    From another reader:

    My applause to Petco, in fact a standing ovation for discontinuing Chinese products. The worst polluter in the world is China and consumers are adding to this pollution and distribution of contaminated products. If more retailers would realize this (see the film “Death By China” for more information) and react in a responsible manner we could stop or at least slow down this terrible manufacturing practice!
     
    As a disclaimer – I am not opposed to products manufactured outside the U.S. and am not at all associated with the film mentioned above.


    And another:

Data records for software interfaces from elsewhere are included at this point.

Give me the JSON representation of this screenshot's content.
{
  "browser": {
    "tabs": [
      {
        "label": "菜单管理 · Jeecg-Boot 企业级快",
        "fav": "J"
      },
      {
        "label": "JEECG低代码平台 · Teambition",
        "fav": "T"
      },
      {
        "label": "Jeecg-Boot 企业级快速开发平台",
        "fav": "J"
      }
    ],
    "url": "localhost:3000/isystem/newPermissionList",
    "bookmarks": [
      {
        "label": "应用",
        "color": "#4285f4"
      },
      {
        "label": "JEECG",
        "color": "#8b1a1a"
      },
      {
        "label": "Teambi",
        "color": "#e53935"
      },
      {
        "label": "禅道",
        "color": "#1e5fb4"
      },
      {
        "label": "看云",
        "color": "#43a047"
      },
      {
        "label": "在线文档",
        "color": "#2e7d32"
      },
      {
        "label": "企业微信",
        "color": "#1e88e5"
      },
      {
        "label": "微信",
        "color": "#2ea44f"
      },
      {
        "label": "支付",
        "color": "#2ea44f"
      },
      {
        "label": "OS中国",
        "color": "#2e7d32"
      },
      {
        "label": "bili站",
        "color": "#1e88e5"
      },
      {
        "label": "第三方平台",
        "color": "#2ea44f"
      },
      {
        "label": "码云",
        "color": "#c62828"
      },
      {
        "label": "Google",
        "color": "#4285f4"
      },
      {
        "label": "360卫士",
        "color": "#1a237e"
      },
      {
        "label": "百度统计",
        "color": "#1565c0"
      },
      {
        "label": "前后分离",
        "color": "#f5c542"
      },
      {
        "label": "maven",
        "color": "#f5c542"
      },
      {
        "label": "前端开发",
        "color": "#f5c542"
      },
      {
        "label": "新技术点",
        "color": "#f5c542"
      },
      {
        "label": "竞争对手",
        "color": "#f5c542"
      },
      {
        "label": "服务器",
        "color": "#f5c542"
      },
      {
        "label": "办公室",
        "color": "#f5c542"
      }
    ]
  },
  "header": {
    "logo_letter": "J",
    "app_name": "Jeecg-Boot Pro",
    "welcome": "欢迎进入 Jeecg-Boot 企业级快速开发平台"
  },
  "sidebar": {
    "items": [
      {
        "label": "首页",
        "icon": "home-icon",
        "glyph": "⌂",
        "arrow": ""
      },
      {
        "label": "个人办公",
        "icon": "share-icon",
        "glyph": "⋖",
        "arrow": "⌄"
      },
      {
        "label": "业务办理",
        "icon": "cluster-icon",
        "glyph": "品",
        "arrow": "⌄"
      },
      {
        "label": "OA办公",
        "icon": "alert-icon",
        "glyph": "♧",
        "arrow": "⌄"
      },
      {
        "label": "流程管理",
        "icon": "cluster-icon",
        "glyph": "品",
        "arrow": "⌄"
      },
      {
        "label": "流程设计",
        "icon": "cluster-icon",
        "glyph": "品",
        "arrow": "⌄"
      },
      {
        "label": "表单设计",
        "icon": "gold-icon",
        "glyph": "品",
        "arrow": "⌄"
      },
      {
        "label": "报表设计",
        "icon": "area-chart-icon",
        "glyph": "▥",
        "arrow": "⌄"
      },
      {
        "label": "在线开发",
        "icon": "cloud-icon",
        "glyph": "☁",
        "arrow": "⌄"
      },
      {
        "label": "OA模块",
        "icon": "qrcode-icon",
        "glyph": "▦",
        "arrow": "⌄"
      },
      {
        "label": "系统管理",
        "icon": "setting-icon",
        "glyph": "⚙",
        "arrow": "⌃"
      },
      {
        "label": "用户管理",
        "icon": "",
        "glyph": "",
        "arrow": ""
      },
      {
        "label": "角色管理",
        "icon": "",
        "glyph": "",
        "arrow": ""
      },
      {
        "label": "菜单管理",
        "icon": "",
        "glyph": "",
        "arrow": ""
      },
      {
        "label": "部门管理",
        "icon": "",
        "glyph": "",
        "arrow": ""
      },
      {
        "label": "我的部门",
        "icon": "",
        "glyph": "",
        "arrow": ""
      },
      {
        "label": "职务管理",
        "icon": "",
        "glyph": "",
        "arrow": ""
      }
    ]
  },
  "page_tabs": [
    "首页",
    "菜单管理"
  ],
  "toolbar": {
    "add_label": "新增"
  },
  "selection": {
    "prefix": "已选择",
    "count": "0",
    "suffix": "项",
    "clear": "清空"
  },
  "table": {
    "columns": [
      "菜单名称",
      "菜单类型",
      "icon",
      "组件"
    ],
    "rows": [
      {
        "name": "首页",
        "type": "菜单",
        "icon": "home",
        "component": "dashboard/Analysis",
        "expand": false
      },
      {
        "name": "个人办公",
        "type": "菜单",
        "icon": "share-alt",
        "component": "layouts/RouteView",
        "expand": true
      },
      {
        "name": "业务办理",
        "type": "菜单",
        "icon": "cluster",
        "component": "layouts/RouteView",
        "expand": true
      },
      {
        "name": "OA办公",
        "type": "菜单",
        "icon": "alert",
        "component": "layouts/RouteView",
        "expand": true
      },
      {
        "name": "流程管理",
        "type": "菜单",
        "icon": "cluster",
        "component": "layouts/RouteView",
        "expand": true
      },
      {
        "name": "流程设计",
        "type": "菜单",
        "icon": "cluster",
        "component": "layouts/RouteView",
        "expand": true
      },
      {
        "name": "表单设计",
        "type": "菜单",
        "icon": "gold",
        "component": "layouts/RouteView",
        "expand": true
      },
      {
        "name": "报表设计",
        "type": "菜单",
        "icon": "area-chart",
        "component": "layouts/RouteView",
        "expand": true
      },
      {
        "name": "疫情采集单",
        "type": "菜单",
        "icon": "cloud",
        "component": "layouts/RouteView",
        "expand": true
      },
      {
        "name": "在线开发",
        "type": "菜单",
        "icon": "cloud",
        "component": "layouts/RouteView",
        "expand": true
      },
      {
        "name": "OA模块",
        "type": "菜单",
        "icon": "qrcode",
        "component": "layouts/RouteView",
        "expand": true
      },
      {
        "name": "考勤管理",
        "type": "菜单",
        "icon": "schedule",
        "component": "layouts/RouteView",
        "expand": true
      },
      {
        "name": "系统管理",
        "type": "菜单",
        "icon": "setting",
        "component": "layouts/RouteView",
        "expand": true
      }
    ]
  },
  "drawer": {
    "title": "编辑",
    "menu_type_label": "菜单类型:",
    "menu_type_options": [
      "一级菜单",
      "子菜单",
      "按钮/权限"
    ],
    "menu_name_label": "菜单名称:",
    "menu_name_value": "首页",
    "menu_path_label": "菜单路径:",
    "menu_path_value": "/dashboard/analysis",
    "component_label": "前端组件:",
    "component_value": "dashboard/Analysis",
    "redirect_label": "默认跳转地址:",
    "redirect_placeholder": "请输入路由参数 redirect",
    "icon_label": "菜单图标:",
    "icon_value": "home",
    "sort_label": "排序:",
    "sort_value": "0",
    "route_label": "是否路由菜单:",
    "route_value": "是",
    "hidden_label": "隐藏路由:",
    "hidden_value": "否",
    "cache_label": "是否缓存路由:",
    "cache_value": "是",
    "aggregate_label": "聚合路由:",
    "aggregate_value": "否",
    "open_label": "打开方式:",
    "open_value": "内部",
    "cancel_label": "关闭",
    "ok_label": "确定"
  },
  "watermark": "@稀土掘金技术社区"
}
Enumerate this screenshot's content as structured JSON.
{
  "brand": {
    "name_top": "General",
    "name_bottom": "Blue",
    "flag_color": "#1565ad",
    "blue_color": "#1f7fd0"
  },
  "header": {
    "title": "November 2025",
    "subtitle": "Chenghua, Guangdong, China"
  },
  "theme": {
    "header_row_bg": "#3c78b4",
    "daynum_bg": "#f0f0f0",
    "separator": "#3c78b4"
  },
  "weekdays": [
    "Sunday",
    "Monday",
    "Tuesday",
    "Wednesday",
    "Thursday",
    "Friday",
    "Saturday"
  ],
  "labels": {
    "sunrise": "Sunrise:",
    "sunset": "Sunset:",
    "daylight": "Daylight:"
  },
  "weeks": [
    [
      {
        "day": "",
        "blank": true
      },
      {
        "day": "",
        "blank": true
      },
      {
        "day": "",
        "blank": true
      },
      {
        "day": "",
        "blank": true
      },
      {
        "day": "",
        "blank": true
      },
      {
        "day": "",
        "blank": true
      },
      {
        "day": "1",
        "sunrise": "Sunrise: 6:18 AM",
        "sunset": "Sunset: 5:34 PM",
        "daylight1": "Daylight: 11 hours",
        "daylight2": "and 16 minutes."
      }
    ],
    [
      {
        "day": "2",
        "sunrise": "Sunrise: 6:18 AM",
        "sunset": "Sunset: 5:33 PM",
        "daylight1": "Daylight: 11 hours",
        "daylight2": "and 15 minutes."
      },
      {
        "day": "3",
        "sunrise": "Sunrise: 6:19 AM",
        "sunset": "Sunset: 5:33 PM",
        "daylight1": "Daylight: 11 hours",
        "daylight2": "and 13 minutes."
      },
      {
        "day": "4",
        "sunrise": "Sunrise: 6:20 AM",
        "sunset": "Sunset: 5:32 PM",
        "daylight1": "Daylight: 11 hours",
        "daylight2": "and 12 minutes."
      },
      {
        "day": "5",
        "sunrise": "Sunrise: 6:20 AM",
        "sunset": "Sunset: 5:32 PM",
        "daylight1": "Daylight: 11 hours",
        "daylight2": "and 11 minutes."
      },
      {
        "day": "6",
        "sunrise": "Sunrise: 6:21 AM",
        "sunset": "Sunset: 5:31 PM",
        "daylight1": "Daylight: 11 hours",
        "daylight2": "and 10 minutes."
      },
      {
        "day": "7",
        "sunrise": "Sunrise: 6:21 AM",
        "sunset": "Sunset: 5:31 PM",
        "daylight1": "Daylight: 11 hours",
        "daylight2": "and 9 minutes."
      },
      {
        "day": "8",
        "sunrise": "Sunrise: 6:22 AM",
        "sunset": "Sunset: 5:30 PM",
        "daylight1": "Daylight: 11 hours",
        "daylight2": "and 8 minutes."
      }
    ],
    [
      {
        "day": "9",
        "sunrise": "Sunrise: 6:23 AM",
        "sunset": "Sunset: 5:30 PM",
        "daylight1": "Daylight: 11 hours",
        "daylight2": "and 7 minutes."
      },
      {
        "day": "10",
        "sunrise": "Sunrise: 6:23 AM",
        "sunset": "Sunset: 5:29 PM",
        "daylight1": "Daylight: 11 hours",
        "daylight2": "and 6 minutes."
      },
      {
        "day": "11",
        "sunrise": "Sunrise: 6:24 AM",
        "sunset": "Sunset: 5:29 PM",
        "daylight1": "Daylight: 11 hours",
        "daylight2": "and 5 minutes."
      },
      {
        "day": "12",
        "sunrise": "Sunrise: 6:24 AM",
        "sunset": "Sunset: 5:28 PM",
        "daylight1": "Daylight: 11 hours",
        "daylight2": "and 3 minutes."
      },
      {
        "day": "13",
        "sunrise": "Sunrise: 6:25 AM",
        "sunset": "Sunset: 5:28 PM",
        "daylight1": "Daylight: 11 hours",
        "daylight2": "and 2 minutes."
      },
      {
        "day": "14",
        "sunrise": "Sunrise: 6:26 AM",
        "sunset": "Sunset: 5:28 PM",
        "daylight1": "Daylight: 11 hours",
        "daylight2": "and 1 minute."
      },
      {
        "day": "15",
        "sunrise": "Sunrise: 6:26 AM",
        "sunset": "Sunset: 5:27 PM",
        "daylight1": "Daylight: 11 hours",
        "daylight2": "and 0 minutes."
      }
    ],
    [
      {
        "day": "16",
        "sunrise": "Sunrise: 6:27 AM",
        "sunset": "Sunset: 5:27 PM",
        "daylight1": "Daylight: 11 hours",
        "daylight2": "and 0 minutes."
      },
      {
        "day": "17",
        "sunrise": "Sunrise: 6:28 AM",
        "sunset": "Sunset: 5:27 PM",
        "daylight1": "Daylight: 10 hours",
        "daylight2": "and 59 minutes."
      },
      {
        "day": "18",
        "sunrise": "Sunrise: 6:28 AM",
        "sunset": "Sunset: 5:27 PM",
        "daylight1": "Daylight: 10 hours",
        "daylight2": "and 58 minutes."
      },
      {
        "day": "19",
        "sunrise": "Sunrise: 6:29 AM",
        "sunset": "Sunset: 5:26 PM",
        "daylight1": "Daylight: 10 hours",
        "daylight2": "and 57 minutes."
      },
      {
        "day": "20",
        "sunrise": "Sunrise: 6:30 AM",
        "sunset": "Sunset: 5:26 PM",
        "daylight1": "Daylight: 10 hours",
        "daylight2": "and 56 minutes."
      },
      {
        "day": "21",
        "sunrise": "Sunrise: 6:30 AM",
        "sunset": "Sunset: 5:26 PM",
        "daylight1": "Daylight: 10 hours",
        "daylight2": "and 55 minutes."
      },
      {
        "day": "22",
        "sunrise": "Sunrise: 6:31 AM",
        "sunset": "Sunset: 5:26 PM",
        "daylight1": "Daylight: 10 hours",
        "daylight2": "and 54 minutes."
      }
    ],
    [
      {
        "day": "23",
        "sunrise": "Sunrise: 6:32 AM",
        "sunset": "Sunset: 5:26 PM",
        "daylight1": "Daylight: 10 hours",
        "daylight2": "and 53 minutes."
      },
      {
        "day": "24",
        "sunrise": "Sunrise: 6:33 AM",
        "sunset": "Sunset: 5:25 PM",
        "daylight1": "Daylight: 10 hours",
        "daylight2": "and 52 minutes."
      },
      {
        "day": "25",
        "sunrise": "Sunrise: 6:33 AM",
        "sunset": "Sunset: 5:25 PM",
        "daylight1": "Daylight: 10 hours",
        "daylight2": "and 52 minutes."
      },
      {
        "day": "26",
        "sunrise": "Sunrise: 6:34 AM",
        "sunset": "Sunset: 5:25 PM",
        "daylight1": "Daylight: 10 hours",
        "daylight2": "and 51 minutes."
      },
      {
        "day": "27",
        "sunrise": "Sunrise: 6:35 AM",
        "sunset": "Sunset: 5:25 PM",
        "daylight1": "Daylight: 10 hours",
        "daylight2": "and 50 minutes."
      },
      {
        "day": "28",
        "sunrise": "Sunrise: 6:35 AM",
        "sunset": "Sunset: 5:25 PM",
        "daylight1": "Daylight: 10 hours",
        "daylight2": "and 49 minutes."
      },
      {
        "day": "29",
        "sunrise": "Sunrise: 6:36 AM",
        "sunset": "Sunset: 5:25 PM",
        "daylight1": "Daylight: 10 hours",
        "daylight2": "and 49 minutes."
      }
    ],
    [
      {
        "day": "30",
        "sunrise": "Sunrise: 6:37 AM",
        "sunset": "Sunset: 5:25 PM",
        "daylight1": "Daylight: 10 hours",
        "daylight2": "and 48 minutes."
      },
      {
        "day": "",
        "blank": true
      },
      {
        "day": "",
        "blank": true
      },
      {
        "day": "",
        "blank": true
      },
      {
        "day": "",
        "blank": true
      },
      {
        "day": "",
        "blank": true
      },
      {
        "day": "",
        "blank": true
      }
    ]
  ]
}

    Kudos to Petco!  Here’s hoping their sourcing team will find tasty and nutritious replacements made in the USA.  I’ve avoided pet treats and foods made in China or do not clearly identify the origin for years.  It may limit options but provides peace of mind.
    KC's View:

    Published on: January 7, 2015

    Four players have been elected to the National Baseball Hall of Fame in Cooperstown, N.Y., including three of the game's best pitchers:

    Randy Johnson won 303 games and five Cy Young awards and amassed 4,875 career strikeouts over 22 years.

    Pedro Martinez, as the Chicago Sun Times writes, "was the best pitcher in the American League from 1997-2003. He led all pitchers in ERA in five of those seven years, and three times had the best winning percentage."

    John Smoltz, the paper notes, "played 20 seasons with the Atlanta Braves as a Cy Young-winning starter and MVP-caliber closer. His 213 wins and 154 saves put him in a category all by himself. He’s the only pitcher with as many of both."

    And finally, Craig Biggio, who played catcher, second base and outfield during his 20-year career with the Houston Astros. The paper writes that "Biggio was a seven-time All-Star, four-time Gold Glove winner and twice finished in the top five of MVP voting."
    KC's View: